These deals are the first of a "new generation" of comprehensive trade agreements for the EU, which gained authority to negotiate investment agreements in 2009 from the Treaty of Lisbon. Previously, member states signed more than 1,400 bilateral investment treaties with other countries.
The commission is preparing a formal request for the court to take up the Singapore agreement. Mr. Lavranos expects it will take between six and 12 months for a judgment.
The Department of Foreign Affairs, Trade, and Development (DFATD) does not expect the court case to delay CETA's ratification.
"[EU jurisdiction over CETA] … is something that's clearly for the EU and its members to decide," DFATD spokeswoman Caitlin Workman said. The commission has "the authority [to] bring into provisional effect the … majority of the agreement's elements."
Politicians in Germany, Austria, France and the Netherlands face sharp public scrutiny over EU-U.S. negotiations on the proposed Transatlantic Trade and Investment Partnership. A petition against liberalized trade with the United States and Canada has obtained more than 900,000 signatures across Europe since October.
Marc Bungenberg, professor of European law at the University of Siegen, believes it would be wise for the commission to wait for a court decision. "We have too many players in the game right now [and] undecided legal questions, beside political questions," he said.
German Economic Affairs Minister Sigmar Gabriel now expects Germany to back the CETA, but he is seeking minor improvements and changes to CETA's investor-state dispute settlement procedure, after acknowledging that it would not be possible to remove it.

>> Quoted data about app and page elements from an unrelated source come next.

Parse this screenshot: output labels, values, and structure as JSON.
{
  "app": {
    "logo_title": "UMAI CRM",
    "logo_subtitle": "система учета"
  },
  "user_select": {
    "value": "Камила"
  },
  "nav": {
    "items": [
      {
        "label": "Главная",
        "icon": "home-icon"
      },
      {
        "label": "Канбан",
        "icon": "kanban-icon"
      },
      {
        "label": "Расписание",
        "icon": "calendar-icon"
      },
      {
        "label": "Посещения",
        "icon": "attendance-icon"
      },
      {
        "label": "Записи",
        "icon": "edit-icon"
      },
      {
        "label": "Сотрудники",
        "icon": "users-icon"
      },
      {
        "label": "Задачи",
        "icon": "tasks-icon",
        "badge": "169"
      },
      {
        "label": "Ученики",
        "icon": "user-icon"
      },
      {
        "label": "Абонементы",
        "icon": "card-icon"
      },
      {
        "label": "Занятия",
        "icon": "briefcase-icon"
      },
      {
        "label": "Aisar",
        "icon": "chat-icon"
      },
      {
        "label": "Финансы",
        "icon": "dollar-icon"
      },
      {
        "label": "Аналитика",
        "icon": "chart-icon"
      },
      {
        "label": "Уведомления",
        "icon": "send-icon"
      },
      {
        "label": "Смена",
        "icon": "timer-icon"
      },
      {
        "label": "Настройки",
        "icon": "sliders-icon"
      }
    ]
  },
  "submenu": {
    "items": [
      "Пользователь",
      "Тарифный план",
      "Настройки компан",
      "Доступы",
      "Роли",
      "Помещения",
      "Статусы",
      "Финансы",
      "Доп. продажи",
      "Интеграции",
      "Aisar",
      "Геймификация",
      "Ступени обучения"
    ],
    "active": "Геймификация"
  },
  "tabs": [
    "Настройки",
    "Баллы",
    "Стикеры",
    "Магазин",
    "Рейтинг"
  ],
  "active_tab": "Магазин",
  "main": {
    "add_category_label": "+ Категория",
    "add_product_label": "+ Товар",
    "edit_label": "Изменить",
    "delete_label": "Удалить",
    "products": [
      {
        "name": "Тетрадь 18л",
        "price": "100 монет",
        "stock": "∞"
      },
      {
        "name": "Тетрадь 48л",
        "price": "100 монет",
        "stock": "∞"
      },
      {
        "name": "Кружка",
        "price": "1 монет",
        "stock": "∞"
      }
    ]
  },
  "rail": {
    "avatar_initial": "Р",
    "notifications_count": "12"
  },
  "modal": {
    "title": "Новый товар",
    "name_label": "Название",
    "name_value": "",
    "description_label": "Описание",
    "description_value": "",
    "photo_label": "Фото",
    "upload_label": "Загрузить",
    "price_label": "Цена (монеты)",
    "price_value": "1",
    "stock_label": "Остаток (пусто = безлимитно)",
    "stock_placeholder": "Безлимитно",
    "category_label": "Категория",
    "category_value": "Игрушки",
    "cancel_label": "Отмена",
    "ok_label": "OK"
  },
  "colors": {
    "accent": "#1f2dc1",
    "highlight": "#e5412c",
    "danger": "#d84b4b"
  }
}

However, DFATD says that negotiations on the investment chapter, including its investor-state provisions, are closed. "We will only negotiate an agreement that is in the best interest of Canadians. This complete text reflects that commitment," Ms. Workman said.